It's about 41 minutes and there's not a ton to add as to the content on the podcast itself except to say that Andrew's garbled again, and the content is fairly self-explanatory if you listen to it.
A couple of thoughts in response.
One of the things we've been coming back to over and over this year is Jacques Ellul's writing about propaganda in the technological society. Agitating populists like Trump and Sanders are able to attain their respective roles because of mass media and social media. What Ellul could not have anticipated was that what he called horizontal propaganda (intra-group peer-generated propaganda) and sociological propaganda (propaganda saturated into the daily lives of participants of a society) has become a daily routine thanks to social media platforms like Twitter and Facebook. Big Brother hardly needs lift a finger to generate that sort of propaganda now, we make all of that ourselves and congratulate ourselves and/or each other on the cleverness of the political meme we link to on Facebook showing the stupidity and/or hypocrisy of the enemy teams. Big Brother doesn't need to make you do what you gladly volunteer to do at your own time and expense.
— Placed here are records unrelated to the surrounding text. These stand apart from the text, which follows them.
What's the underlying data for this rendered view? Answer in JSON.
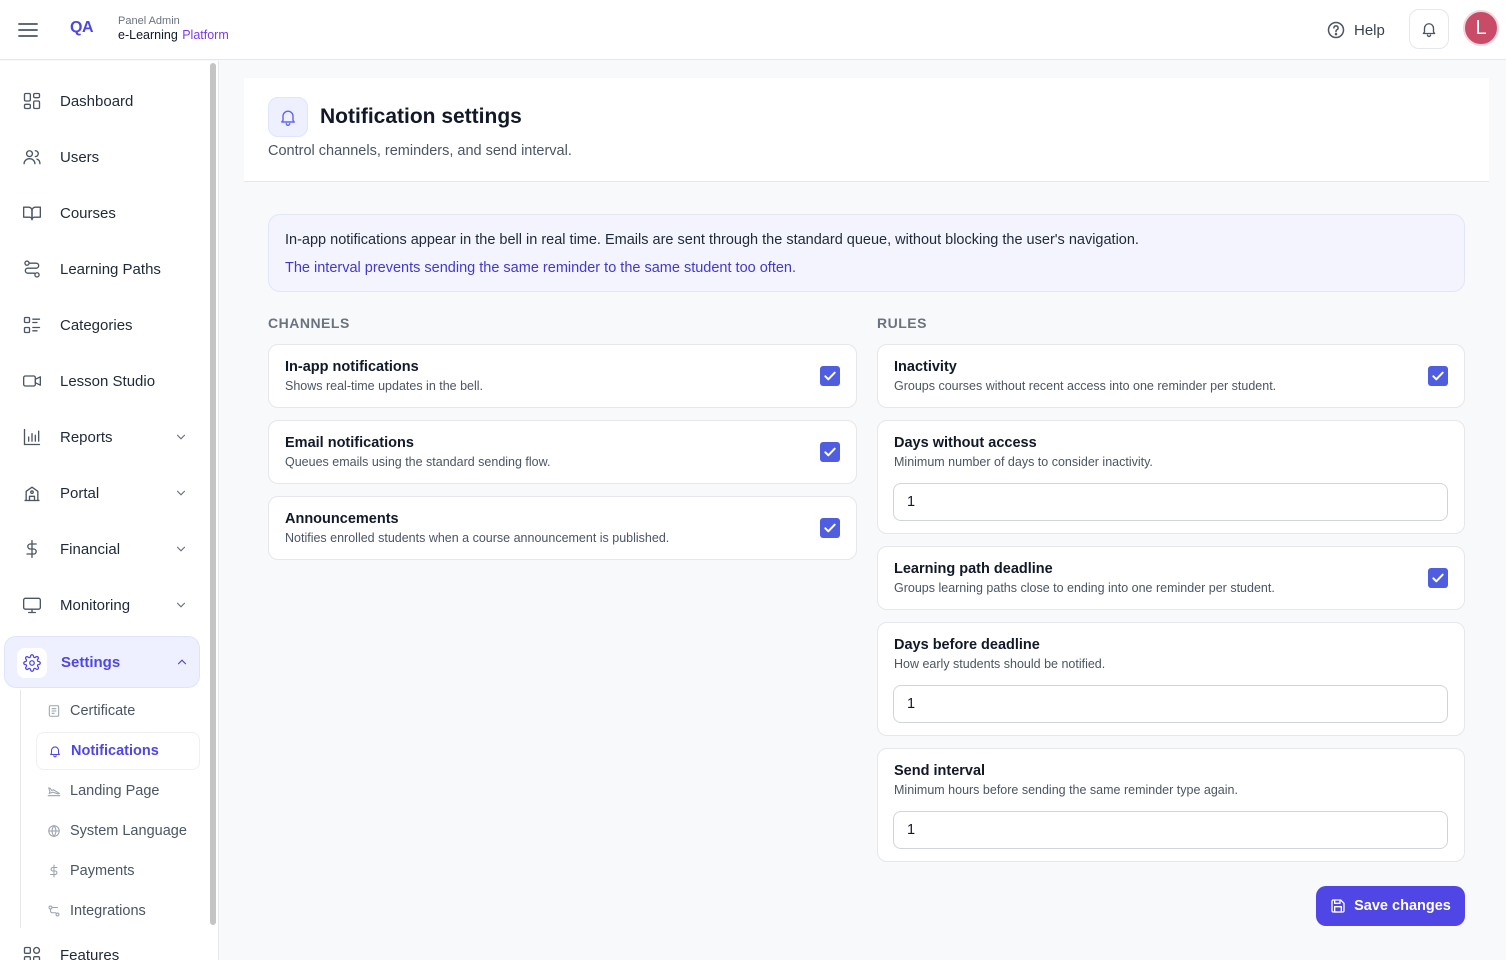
{
  "header": {
    "logo": "QA",
    "brand_sub": "Panel Admin",
    "brand_main": "e-Learning",
    "brand_accent": "Platform",
    "help_label": "Help",
    "avatar_initial": "L"
  },
  "sidebar": {
    "items": [
      {
        "label": "Dashboard",
        "icon": "dashboard-icon"
      },
      {
        "label": "Users",
        "icon": "users-icon"
      },
      {
        "label": "Courses",
        "icon": "book-icon"
      },
      {
        "label": "Learning Paths",
        "icon": "route-icon"
      },
      {
        "label": "Categories",
        "icon": "categories-icon"
      },
      {
        "label": "Lesson Studio",
        "icon": "video-icon"
      },
      {
        "label": "Reports",
        "icon": "bar-chart-icon"
      },
      {
        "label": "Portal",
        "icon": "building-icon"
      },
      {
        "label": "Financial",
        "icon": "dollar-icon"
      },
      {
        "label": "Monitoring",
        "icon": "monitor-icon"
      },
      {
        "label": "Settings",
        "icon": "gear-icon"
      },
      {
        "label": "Features",
        "icon": "features-icon"
      }
    ],
    "settings_children": [
      {
        "label": "Certificate",
        "icon": "certificate-icon"
      },
      {
        "label": "Notifications",
        "icon": "bell-icon"
      },
      {
        "label": "Landing Page",
        "icon": "landing-icon"
      },
      {
        "label": "System Language",
        "icon": "globe-icon"
      },
      {
        "label": "Payments",
        "icon": "dollar-icon"
      },
      {
        "label": "Integrations",
        "icon": "integrations-icon"
      }
    ]
  },
  "page": {
    "title": "Notification settings",
    "subtitle": "Control channels, reminders, and send interval.",
    "info_line1": "In-app notifications appear in the bell in real time. Emails are sent through the standard queue, without blocking the user's navigation.",
    "info_line2": "The interval prevents sending the same reminder to the same student too often.",
    "channels_label": "CHANNELS",
    "rules_label": "RULES"
  },
  "channels": [
    {
      "title": "In-app notifications",
      "desc": "Shows real-time updates in the bell.",
      "checked": true
    },
    {
      "title": "Email notifications",
      "desc": "Queues emails using the standard sending flow.",
      "checked": true
    },
    {
      "title": "Announcements",
      "desc": "Notifies enrolled students when a course announcement is published.",
      "checked": true
    }
  ],
  "rules": [
    {
      "title": "Inactivity",
      "desc": "Groups courses without recent access into one reminder per student.",
      "checked": true
    },
    {
      "title": "Days without access",
      "desc": "Minimum number of days to consider inactivity.",
      "value": "1"
    },
    {
      "title": "Learning path deadline",
      "desc": "Groups learning paths close to ending into one reminder per student.",
      "checked": true
    },
    {
      "title": "Days before deadline",
      "desc": "How early students should be notified.",
      "value": "1"
    },
    {
      "title": "Send interval",
      "desc": "Minimum hours before sending the same reminder type again.",
      "value": "1"
    }
  ],
  "actions": {
    "save_label": "Save changes"
  },
  "colors": {
    "accent": "#4f46e5",
    "checkbox": "#4f5ee0",
    "avatar": "#c84c67"
  }
}
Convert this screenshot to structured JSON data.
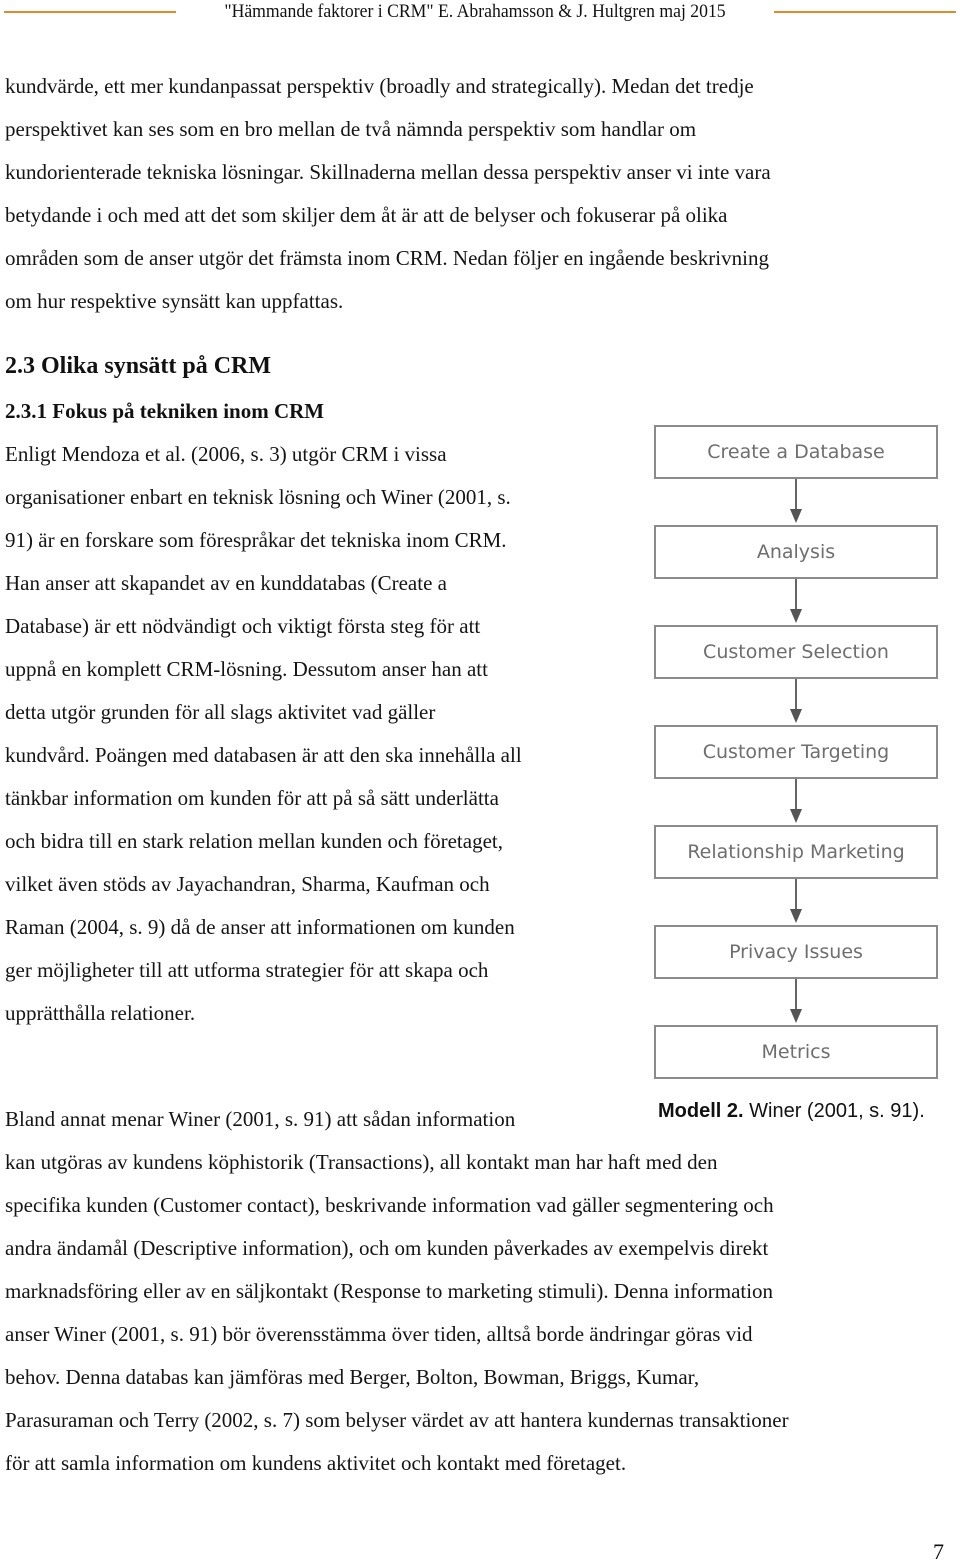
{
  "header": {
    "running_title": "\"Hämmande faktorer i CRM\" E. Abrahamsson & J. Hultgren maj 2015",
    "rule_color": "#e08a2e"
  },
  "intro_lines": [
    "kundvärde, ett mer kundanpassat perspektiv (broadly and strategically). Medan det tredje",
    "perspektivet kan ses som en bro mellan de två nämnda perspektiv som handlar om",
    "kundorienterade tekniska lösningar. Skillnaderna mellan dessa perspektiv anser vi inte vara",
    "betydande i och med att det som skiljer dem åt är att de belyser och fokuserar på olika",
    "områden som de anser utgör det främsta inom CRM. Nedan följer en ingående beskrivning",
    "om hur respektive synsätt kan uppfattas."
  ],
  "section": {
    "heading": "2.3 Olika synsätt på CRM",
    "subheading": "2.3.1 Fokus på tekniken inom CRM"
  },
  "body_lines_left": [
    "Enligt Mendoza et al. (2006, s. 3) utgör CRM i vissa",
    "organisationer enbart en teknisk lösning och Winer (2001, s.",
    "91) är en forskare som förespråkar det tekniska inom CRM.",
    "Han anser att skapandet av en kunddatabas (Create a",
    "Database) är ett nödvändigt och viktigt första steg för att",
    "uppnå en komplett CRM-lösning. Dessutom anser han att",
    "detta utgör grunden för all slags aktivitet vad gäller",
    "kundvård. Poängen med databasen är att den ska innehålla all",
    "tänkbar information om kunden för att på så sätt underlätta",
    "och bidra till en stark relation mellan kunden och företaget,",
    "vilket även stöds av Jayachandran, Sharma, Kaufman och",
    "Raman (2004, s. 9) då de anser att informationen om kunden",
    "ger möjligheter till att utforma strategier för att skapa och",
    "upprätthålla relationer."
  ],
  "figure": {
    "steps": [
      "Create a Database",
      "Analysis",
      "Customer Selection",
      "Customer Targeting",
      "Relationship Marketing",
      "Privacy Issues",
      "Metrics"
    ],
    "caption_bold": "Modell 2.",
    "caption_rest": " Winer (2001, s. 91)."
  },
  "body_lines_full": [
    "Bland annat menar Winer (2001, s. 91) att sådan information",
    "kan utgöras av kundens köphistorik (Transactions), all kontakt man har haft med den",
    "specifika kunden (Customer contact), beskrivande information vad gäller segmentering och",
    "andra ändamål (Descriptive information), och om kunden påverkades av exempelvis direkt",
    "marknadsföring eller av en säljkontakt (Response to marketing stimuli). Denna information",
    "anser Winer (2001, s. 91) bör överensstämma över tiden, alltså borde ändringar göras vid",
    "behov. Denna databas kan jämföras med Berger, Bolton, Bowman, Briggs, Kumar,",
    "Parasuraman och Terry (2002, s. 7) som belyser värdet av att hantera kundernas transaktioner",
    "för att samla information om kundens aktivitet och kontakt med företaget."
  ],
  "page_number": "7"
}
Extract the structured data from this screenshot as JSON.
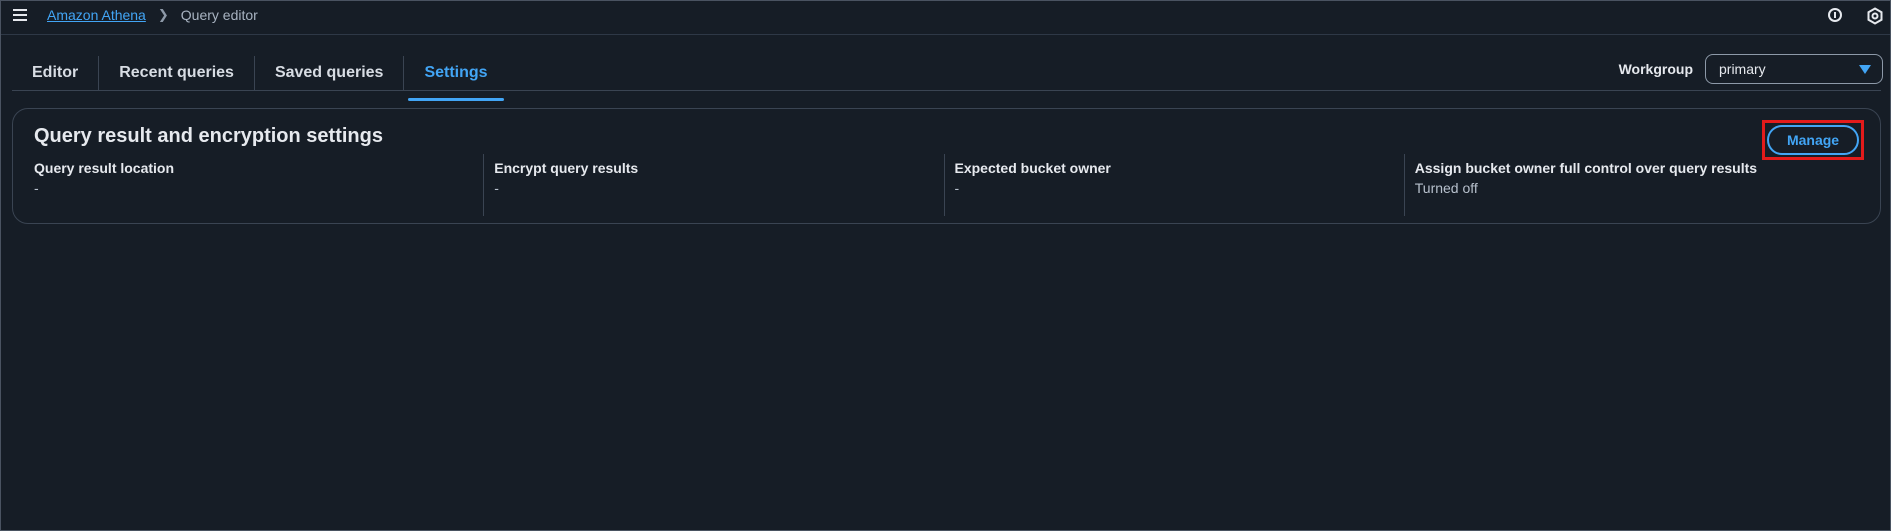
{
  "topbar": {
    "breadcrumb_link": "Amazon Athena",
    "breadcrumb_current": "Query editor"
  },
  "tabs": [
    {
      "label": "Editor"
    },
    {
      "label": "Recent queries"
    },
    {
      "label": "Saved queries"
    },
    {
      "label": "Settings"
    }
  ],
  "workgroup": {
    "label": "Workgroup",
    "selected": "primary"
  },
  "card": {
    "title": "Query result and encryption settings",
    "manage_label": "Manage",
    "fields": [
      {
        "label": "Query result location",
        "value": "-"
      },
      {
        "label": "Encrypt query results",
        "value": "-"
      },
      {
        "label": "Expected bucket owner",
        "value": "-"
      },
      {
        "label": "Assign bucket owner full control over query results",
        "value": "Turned off"
      }
    ]
  },
  "colors": {
    "background": "#161d26",
    "accent": "#42a5f5",
    "highlight": "#e31b1b"
  }
}
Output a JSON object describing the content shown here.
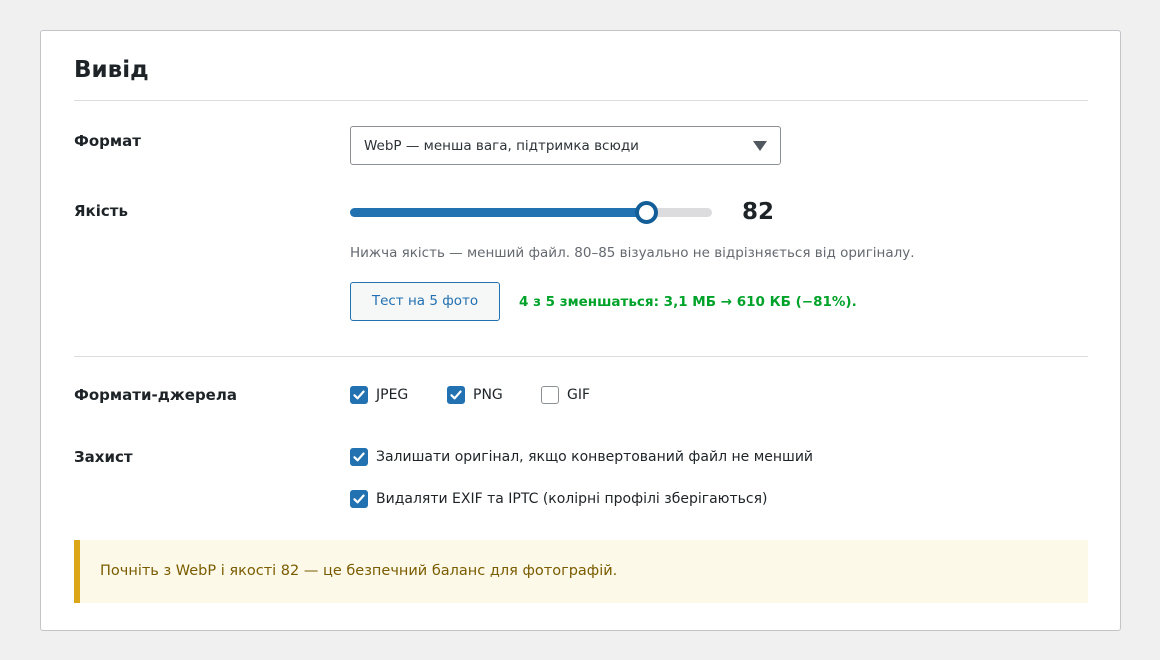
{
  "section": {
    "title": "Вивід"
  },
  "format": {
    "label": "Формат",
    "selected": "WebP — менша вага, підтримка всюди"
  },
  "quality": {
    "label": "Якість",
    "value": "82",
    "level_percent": 82,
    "hint": "Нижча якість — менший файл. 80–85 візуально не відрізняється від оригіналу.",
    "test_button": "Тест на 5 фото",
    "test_result": "4 з 5 зменшаться: 3,1 МБ → 610 КБ (−81%)."
  },
  "sources": {
    "label": "Формати-джерела",
    "options": [
      {
        "label": "JPEG",
        "checked": true
      },
      {
        "label": "PNG",
        "checked": true
      },
      {
        "label": "GIF",
        "checked": false
      }
    ]
  },
  "protection": {
    "label": "Захист",
    "options": [
      {
        "label": "Залишати оригінал, якщо конвертований файл не менший",
        "checked": true
      },
      {
        "label": "Видаляти EXIF та IPTC (колірні профілі зберігаються)",
        "checked": true
      }
    ]
  },
  "notice": {
    "text": "Почніть з WebP і якості 82 — це безпечний баланс для фотографій."
  },
  "colors": {
    "accent": "#2271b1",
    "success": "#00a32a",
    "notice_border": "#dba617",
    "notice_bg": "#fcf9e8"
  }
}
Something that was mentioned about evangelicalism in the US was how it seems averse to carefully thought through long-term political reasoning. I have an idea abou tthat, being the ex-Pentecostal that I am. Over the course of the last century American Christianity (perhaps across the board but most obviously in Protestantism) shifted from a 19th century postmillennialist optimism to premillenialist dispensational apocalypticism. If the 19th century postmillennialist was gladly anticipating the realization of a Manifest Destiny, the dispensationalist in the 20th century began to view everything as signs of the times.
The recent death of Tim LaHaye should just make this easier for Christians in the United States to remember what a more-than-cottage industry books on eschatology have been in popular imagination. When you have American Christians formulating political discourse in the most apocalyptic terms imaginable it's not a big leap to infer from this that taking the long-term road Matthew Lee Anderson hopes social conservatives can take is not going to be on the table. If we're all waiting for the next revival to make America a Christian nation again then there's not going to e a lot of work or thought put into imagining what it might like to live not as Christians in a post-Christian America but to formulate a life of faith that can be a form of post-American Christianity. If I'm getting a sense of what Dreher is up to in writing about the Benedict Option that seems like one of the range of meanings in the term.
Alastair Robertt has already written about evangelicalism's poor form so there's hardly anything to add to that. I just fel t obliged to suggest that eschatological schools of thought are important to consider as we look at how evangelicalism grapples with things. If there was a thing a certain preacher in Seattle did I still respect it was refusing to endorse either premillenialist dispensationalism on the one hand or the postmillennialist theonomies on the other. He didn't have the nerve to embrace or endrose an alternative like historicism or amillenialism but he was at least anxious to say what he didn't endorse and part of that was seeing how unsuitable such views are for formulating long-term cultural enterprises. You can't influence the region if you're anxious abou the potential return of Jesus in three weeks based on stuff Jack and Rexella said on TV last night.